  • Developing a National CBRN Strategy and Plan. There is a need to have a clear National CBRN Strategy aligned to and drawn from the National Security Strategy. The CBRN Strategy should spell out desired objectives to be achieved with broad timeframes. These objectives when matched with mapped existing capabilities and capacities would be able to cull out the gaps and shortcomings. Based on the same a multi stakeholder multi faceted National CBRN plan can be developed.
  • CBRN Incident Management Structure. The present structure is grossly inadequate for effective CBRN preparedness and needs refinement and enhancement. We need to enact and constitute Nodal agencies for CBRN Crisis and Consequence Management. It is recommended to merge some existing bodies like the NCTC and Internal Security Cell under the MHA into a National Internal Security Authority (NISA) to deal with, among other threats, CBRN Crisis management. The existing National Disaster Management Authority (NDMA) should be the CBRN Consequence management agency.
  • Enforcement of Laws and Protocols. While we may have the best of laws, enforcement is weak and porous. India needs to strengthen its enforcement mechanisms by strict oversight and rooting out corrupt practices.
  • Proliferation Prevention and Border Control. We need to understand the role of Customs, Excise and Border security agencies in CBRN non proliferation. These agencies have a major task of proliferation prevention and must be trained in detection of hazardous shipments, toxic threats, dual use goods and measures to respond to such threats.
  • CBRN Security for Critical Infrastructure and High Visibility Events. This is an area of concern and needs to be carefully planned and executed. As of today, very little attention is paid to CBRN security of important Government buildings, critical infrastructure and also to high visibility events like sports extravaganzas, religious mega events and major public events.

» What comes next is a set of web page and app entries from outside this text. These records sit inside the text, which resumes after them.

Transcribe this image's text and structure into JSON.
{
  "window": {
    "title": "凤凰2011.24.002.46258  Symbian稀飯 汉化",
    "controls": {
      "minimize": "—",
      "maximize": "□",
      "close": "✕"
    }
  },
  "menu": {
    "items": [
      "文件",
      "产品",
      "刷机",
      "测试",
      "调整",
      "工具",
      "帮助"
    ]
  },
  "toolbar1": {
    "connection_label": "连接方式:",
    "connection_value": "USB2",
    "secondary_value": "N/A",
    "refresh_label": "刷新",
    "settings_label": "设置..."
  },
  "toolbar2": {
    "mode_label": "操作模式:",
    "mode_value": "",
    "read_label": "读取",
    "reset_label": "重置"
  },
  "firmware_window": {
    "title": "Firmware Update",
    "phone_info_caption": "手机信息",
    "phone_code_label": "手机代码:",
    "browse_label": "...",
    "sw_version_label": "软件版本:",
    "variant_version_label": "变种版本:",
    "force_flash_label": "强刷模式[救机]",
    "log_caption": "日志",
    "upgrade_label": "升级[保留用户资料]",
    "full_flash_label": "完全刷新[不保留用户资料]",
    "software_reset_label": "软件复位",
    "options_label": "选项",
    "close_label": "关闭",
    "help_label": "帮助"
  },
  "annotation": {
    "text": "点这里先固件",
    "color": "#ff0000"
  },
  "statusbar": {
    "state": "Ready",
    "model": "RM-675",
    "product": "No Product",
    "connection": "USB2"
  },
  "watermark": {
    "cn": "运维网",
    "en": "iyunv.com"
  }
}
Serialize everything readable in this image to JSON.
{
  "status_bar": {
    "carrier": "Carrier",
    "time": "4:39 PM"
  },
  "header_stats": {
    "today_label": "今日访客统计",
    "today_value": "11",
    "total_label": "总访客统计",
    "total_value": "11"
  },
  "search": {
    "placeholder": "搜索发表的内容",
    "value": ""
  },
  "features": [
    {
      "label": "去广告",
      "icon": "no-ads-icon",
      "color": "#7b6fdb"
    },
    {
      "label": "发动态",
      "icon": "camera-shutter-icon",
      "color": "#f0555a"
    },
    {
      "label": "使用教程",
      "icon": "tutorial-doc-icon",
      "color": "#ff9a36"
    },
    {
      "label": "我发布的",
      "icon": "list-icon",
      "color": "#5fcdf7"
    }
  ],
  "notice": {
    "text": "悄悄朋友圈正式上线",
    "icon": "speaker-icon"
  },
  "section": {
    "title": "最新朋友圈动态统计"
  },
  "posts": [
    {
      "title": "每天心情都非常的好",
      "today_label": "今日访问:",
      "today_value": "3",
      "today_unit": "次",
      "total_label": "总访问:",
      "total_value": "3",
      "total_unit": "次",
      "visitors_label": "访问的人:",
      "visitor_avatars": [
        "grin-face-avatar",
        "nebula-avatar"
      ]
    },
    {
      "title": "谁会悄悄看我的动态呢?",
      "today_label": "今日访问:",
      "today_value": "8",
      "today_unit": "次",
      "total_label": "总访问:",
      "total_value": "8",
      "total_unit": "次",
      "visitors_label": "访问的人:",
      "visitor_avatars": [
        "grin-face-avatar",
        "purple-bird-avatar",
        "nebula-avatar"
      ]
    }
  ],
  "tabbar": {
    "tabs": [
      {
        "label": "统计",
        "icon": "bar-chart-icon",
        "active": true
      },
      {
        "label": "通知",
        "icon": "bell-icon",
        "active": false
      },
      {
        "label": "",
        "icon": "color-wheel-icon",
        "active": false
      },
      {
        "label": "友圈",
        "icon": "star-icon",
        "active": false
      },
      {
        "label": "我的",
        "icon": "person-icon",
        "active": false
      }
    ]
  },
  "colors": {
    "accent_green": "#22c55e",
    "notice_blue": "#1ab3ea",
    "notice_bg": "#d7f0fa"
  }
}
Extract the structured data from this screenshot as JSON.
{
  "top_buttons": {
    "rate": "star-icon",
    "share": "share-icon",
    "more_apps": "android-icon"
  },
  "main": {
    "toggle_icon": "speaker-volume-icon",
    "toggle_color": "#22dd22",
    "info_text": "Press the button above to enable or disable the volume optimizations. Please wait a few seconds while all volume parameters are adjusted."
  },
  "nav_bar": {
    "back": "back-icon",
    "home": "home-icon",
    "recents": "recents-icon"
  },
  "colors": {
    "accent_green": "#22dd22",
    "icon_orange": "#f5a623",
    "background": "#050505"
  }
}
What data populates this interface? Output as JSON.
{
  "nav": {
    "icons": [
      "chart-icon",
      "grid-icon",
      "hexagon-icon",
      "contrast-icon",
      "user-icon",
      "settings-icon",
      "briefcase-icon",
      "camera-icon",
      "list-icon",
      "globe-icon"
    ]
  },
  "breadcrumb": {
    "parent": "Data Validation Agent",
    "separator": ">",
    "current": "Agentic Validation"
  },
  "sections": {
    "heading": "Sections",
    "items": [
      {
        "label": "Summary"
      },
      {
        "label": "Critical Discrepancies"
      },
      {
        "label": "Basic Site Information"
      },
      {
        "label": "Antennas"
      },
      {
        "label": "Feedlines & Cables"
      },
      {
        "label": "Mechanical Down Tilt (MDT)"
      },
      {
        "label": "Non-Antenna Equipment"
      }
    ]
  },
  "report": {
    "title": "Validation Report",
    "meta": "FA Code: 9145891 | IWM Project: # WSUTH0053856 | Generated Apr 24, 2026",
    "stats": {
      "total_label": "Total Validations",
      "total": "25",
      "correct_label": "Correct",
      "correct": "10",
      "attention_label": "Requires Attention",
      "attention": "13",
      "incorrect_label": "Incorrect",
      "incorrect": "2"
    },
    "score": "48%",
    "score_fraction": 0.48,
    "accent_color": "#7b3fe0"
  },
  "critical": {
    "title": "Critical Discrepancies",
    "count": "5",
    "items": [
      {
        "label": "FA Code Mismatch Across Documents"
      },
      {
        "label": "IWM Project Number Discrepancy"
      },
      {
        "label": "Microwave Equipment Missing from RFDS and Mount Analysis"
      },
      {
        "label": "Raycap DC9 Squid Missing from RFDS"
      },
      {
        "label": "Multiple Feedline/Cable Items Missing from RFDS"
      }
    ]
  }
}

  • Industrial and Logistics Security. This is another weak area. Industrial security, pilferage prevention and appropriate waste disposal need to be re-examined. Strict oversight and inspections at various levels need to be diligently enforced. Safety and security measures need to be imposed and regular practices and mock drills in liaison with District/Municipal authorities must be planned.
  • Response Essentials. Attention needs to be given to training and optimal equipping of response forces, on their SOP refinement and actions on ground. Today, other than the twelve teams of NDRF, very few agencies are trained to respond to a CBRN incident. All Critical Infrastructure, major SEZ and Industrial areas need to constitute on-Site response mechanisms in terms of trained teams and appropriate equipping. There is a need to standardize such training so as to achieve right coordination amongst various responders in a CBRN incident situation.
  • Societal Response and Community Participation. The victims in a CBRN incident would be the society. There is a dire need for the population at large to understand CBRN risks and threats and be ready to take small yet effective immediate mitigation steps. Developing a CBRN Security Culture and the establishment of Citizen Emergency Response Teams (CERTS) are means to enhance citizen awareness and participation in CBRN risk mitigation.
  • Embracing Emerging CBRN Technologies. Emerging technologies are a force multiplier in preventing and effectively responding to a CBRN incident. The young generation needs to put the newer technologies in the CBRN field to good use. This would help prevent casualties and save precious lives. Use of robotics, drones, unmanned ground vehicles and artificial intelligence need to be aptly integrated in existing prevention and response mechanics.

CBRN threats, both accidental and intentional, loom large over India. It is imperative that we prepare for such threats in earnest and empower ourselves, the polity, administration, law enforcement and the public at large to prevent and respond optimally to these.